Recently, I decided to do an internal transfer in my company because I wanted to work closer to home while maintaining a similar level of flexibility that has worked well for me so far. After consulting my new building manager (as I was working in one of her buildings that day and we were able to talk about my current employment and personal situations), we decided that part time (but with the ability to do full time hours) is the best option for me moving forward. This change was bittersweet for me. On one hand, I would really miss the awesome teams I have worked with during my time at my current job. On the other hand, I was happy because I do not have to deal with busy Los Angeles traffic as much now and the average distance I have to travel is reduced. Meanwhile, another change that comes with the change is that I will be able to get my insurance and CEU expenses covered along with holiday pay as long as I achieve the requirements.

Aside from this, I also realized upon reflection- I was a better fit with the geriatric setting than pediatrics because I felt my skills actually fit this population better than children.

Looking forward to contribute to a Twitter chat that will help OT students immensely if they are thinking about how to transition from being students to practitioners.”


Bill Wong, OTD, OTR/L
Questions to guide the Discussion
1. Are you a student or a practitioner? If you are a practitioner, what is/are your practice setting(s)?

(follow-up question) If you are a practitioner, what is your employment schedule if you are employed? (full time, part time, or locum/per diem)? Are you contracted with a company, or do you have a private practice?
2. If you are a student, what setting(s) are you interested to work in? If you are a practitioner, how many hours do you work on average per week? Do you have a flexible or a set schedule?
3. (For practitioners) What are the pros and cons of your employment schedule that you will like to share with students?
4. (For students) What are some questions you like to ask practitioners that you might not have observed at placements?

#OTalk 5th January 2016 – ResOTlutions 2016 (& Apply to Host)

It’s January, which means another year has flown by.

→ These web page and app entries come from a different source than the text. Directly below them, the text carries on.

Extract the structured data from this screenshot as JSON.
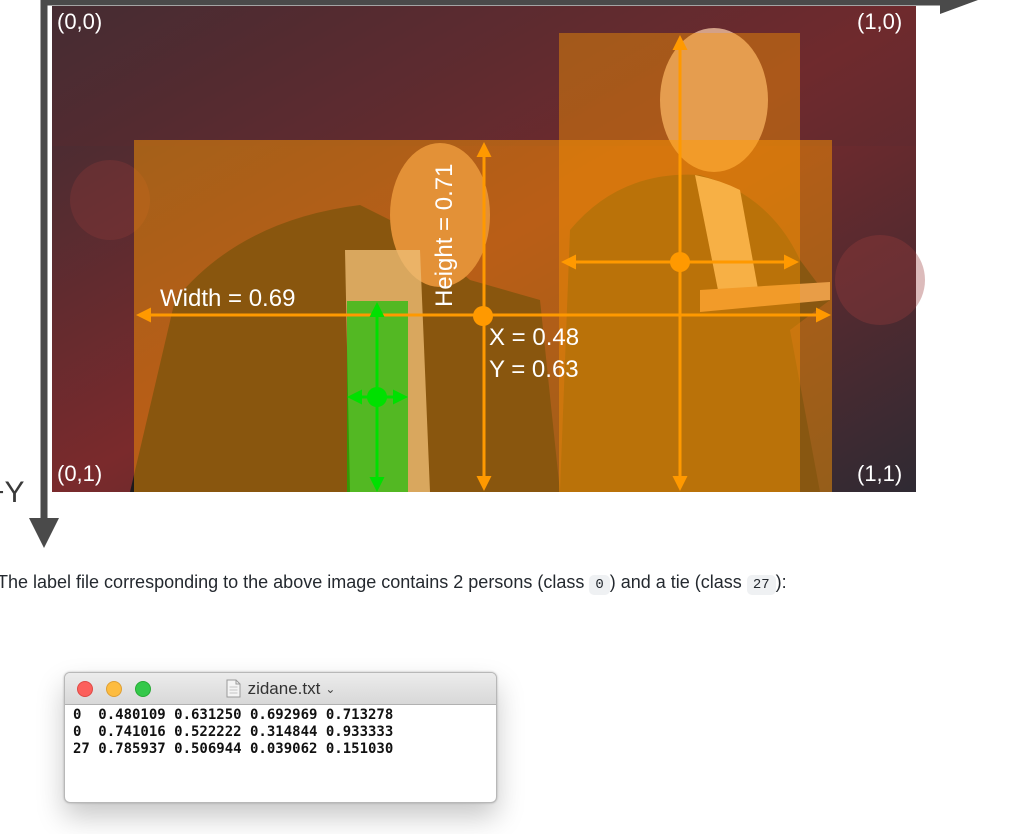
{
  "figure": {
    "corner_labels": {
      "top_left": "(0,0)",
      "top_right": "(1,0)",
      "bottom_left": "(0,1)",
      "bottom_right": "(1,1)"
    },
    "y_axis_label": "+Y",
    "width_label": "Width = 0.69",
    "height_label": "Height = 0.71",
    "x_label": "X = 0.48",
    "y_label": "Y = 0.63",
    "colors": {
      "person_box": "#ff9900",
      "tie_box": "#00cc00",
      "axis": "#4a4a4a"
    }
  },
  "caption": {
    "prefix": "The label file corresponding to the above image contains 2 persons (class ",
    "code1": "0",
    "middle": ") and a tie (class ",
    "code2": "27",
    "suffix": "):"
  },
  "file_window": {
    "title": "zidane.txt",
    "lines": [
      "0  0.480109 0.631250 0.692969 0.713278",
      "0  0.741016 0.522222 0.314844 0.933333",
      "27 0.785937 0.506944 0.039062 0.151030"
    ]
  }
}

We are starting the year on #OTalk with chatting about what you’d like to achieve in OT this year – and helping each other to make these achievable goals.

Bill Wong also suggested using the chat to review how you got on with any resOTlutions you made last year.

If one of your resOTlutions is to host an OTalk – you can use our brand new form to apply to host right here. We presently have most dates available including next week so you could get a resOTlution ticked off straight away.

One of the team’s resOTlutions was to expand the team and we are very happy to announce that Rachel Booth – @OT_Rach has agreed to join the team full time, and we will be looking to add new team members over the next few months. Whilst talking about Rachel please do send her all healing tweets – and read her blog post on seeing things from the other side.

We are still working on the research and if we are honest I think we all really needed a bit of a break at the end of last year so huge thanks go to:

Rachel Booth @OT_rach
David Davies @Dai2584
Nichola Duffy @Nnikki_Duffy
Deborah Harrison @DebbiiHarrison

for all of their support.

See you all tonight – let’s make 2016 the best year for Occupational Therapy yet!!!

Post Chat Updates:

The Numbers

1,004,481 Impressions
351 Tweets
42 Participants

The Healthcare Hashtags Transcript can be found here

PDF of the transcript: #OTalk 5th January 2016 – Healthcare Social Media Transcript

#OTalk Participants